The Albino is in town to sell a dirty bomb to some terrorist and it is up to Renner and his team to stop them. Renner is also dealing with a bad cold (which turns out to be terminal brain cancer) and has to step away from the mission to call his daughter Zoey (Steinfeld) and wish her happy birthday. The mission goes from bad to worse with Albino on the run, and Ethan retired from the company due to his cancer.
Deciding to spend as much time as he has left with his daughter, Ethan returns to Paris and promises his ex-wife (Nielsen) he is done with the company. He even volunteers to take care of his estranged daughter while his ex-wife goes to London. His retirement is put on hold when the mysterious Vivi Delay (Heard) shows up to tell Ethan he has been reactivated to kill the Wolf. As an incentive, she offers Ethan an experimental drug that can help extend the time he has left to live. Her only requirement is Ethan kill a few people along the way.
The rest of the film sees Ethan trying to juggle his time with his daughter with the needs of the company. There is a side story with a family of squatters in Ethan’s apartment that adds some character to Ethan, but not much.
Although it feels like a bad Taken clone, 3 Days to Kill isn’t a horrible movie. McG knows how to craft big action sequence and gives the film a slick look that really pops on the Blu-ray format. Costner handles the role of Ethan with the kind of grizzle the veteran actor has brought to the screen before, but brings some good laughs thanks to his interactions with the very talented Steinfeld.
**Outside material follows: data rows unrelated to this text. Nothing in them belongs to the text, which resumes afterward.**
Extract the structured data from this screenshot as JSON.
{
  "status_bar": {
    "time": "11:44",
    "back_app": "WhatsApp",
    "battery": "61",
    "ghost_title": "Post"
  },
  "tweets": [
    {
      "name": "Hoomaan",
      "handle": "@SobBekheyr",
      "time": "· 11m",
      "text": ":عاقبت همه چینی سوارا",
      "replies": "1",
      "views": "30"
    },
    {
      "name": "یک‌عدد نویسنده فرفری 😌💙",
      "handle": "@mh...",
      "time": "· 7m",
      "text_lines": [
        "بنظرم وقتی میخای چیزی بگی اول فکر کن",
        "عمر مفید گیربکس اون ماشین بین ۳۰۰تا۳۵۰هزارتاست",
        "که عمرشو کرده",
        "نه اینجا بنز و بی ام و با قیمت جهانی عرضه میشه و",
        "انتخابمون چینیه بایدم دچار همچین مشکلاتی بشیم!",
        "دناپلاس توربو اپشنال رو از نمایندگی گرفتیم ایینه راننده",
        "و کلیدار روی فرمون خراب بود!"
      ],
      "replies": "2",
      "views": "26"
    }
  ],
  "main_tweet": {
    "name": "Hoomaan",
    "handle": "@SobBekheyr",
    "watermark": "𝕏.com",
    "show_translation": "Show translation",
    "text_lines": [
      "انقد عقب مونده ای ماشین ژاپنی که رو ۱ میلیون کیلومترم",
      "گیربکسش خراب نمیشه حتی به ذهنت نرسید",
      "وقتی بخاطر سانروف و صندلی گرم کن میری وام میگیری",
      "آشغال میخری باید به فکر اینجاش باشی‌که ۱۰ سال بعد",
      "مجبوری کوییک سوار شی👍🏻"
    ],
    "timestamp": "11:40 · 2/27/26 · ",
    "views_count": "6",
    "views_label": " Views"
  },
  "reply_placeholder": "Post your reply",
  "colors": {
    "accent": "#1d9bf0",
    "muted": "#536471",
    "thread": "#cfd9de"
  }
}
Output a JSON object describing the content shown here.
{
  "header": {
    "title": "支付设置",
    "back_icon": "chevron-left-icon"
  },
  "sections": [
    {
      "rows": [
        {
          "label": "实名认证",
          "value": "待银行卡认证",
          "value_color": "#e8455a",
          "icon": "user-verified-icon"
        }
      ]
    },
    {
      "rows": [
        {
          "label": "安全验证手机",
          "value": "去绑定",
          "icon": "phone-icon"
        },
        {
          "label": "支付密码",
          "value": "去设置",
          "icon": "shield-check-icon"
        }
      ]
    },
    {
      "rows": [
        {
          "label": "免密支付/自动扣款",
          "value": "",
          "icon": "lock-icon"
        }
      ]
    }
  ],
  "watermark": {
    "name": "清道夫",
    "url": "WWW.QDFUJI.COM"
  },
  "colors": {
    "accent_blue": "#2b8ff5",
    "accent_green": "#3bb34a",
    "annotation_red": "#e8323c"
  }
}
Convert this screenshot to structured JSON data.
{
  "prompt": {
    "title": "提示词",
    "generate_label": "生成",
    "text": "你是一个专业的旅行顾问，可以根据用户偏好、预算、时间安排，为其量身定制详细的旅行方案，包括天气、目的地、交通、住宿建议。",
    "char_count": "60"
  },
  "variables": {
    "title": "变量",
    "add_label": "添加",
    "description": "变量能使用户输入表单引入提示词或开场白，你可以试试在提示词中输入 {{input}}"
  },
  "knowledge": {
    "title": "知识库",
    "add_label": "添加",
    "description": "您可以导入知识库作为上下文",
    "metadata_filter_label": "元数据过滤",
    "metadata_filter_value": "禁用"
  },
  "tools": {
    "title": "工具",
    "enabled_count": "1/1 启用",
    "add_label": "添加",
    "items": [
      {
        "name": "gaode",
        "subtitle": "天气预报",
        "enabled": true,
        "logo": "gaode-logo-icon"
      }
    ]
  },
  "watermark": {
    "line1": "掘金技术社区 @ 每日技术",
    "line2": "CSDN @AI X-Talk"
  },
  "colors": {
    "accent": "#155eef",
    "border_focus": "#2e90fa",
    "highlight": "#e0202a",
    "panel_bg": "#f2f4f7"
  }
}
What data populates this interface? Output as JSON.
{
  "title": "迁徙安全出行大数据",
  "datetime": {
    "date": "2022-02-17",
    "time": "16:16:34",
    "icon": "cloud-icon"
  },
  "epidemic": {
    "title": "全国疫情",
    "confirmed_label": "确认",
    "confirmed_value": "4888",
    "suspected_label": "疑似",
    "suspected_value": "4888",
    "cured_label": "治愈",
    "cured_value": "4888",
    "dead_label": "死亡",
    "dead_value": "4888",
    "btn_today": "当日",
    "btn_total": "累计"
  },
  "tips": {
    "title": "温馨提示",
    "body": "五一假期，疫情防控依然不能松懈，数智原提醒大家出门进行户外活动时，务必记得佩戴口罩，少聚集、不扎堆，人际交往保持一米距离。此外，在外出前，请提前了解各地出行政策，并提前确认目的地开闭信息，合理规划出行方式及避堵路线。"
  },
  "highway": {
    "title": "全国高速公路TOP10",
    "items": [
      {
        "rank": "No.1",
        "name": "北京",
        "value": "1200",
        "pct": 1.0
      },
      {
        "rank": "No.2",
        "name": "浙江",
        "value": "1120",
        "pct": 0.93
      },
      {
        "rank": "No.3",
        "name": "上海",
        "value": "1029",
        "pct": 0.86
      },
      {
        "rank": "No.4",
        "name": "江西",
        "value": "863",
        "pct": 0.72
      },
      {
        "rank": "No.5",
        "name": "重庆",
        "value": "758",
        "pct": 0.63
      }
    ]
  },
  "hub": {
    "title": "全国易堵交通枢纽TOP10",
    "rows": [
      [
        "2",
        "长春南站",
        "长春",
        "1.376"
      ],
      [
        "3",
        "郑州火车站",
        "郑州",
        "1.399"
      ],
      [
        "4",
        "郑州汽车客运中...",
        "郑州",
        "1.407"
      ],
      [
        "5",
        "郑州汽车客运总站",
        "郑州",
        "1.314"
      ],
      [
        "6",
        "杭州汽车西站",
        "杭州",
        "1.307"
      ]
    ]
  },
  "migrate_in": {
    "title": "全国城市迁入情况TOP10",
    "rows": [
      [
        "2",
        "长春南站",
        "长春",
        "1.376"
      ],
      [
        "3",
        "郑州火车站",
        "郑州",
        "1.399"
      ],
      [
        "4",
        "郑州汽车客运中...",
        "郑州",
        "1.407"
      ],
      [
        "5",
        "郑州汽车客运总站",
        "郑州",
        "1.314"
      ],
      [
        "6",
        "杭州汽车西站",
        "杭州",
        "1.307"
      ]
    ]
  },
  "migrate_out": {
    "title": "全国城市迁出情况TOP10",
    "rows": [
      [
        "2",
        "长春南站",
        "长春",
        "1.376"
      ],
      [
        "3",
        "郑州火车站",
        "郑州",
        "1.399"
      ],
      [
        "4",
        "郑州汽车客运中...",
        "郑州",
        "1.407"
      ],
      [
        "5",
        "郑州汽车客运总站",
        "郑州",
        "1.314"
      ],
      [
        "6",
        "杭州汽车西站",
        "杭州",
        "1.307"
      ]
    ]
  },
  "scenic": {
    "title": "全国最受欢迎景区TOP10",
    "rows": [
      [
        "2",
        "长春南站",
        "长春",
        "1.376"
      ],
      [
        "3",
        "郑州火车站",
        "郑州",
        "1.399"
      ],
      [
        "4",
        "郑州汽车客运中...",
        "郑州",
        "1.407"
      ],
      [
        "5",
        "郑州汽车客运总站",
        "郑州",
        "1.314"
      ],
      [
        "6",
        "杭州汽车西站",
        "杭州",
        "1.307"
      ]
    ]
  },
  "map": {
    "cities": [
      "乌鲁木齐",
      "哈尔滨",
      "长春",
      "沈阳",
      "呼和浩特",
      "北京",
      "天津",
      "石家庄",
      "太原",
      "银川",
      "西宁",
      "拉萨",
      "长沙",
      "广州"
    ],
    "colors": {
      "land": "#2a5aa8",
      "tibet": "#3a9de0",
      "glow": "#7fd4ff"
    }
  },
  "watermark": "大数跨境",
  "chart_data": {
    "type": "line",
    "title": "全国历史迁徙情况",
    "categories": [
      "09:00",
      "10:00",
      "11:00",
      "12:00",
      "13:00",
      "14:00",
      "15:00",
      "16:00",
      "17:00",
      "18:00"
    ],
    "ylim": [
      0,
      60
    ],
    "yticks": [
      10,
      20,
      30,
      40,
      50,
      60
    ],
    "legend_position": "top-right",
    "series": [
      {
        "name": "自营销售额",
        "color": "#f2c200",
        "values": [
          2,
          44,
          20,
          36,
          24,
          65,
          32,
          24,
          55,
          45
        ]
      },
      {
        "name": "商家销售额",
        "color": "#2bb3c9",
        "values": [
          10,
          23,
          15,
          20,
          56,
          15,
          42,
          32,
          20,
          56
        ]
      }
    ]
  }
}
He is constantly interrupted by phone calls from Zoey, and even forced to get parenting advice from the bad guys he is torturing.
3 Days to Kill is also weighed down by a plot that drags with the pace often grinding to a complete halt so the audience can see Amber Heard (who is truly beautiful in the film even if her character is a complete waste of time) at a strip club or Ethan interact with the strange people living in his apartment.
On Blu-ray, the film is available in the theatrical cut and an extended version (which adds about 5 more minutes) and comes with several “making of” features which look at how they brought the action sequences to the screen and McG’s filming style.
While 3 Days to Kill has a few great moments (mostly thanks to Costner and Steinfeld), the movie fails to capitalize on its talented cast. It is weighed down by a familiar plot and a pace that loses your interest after the first action sequence and bad joke.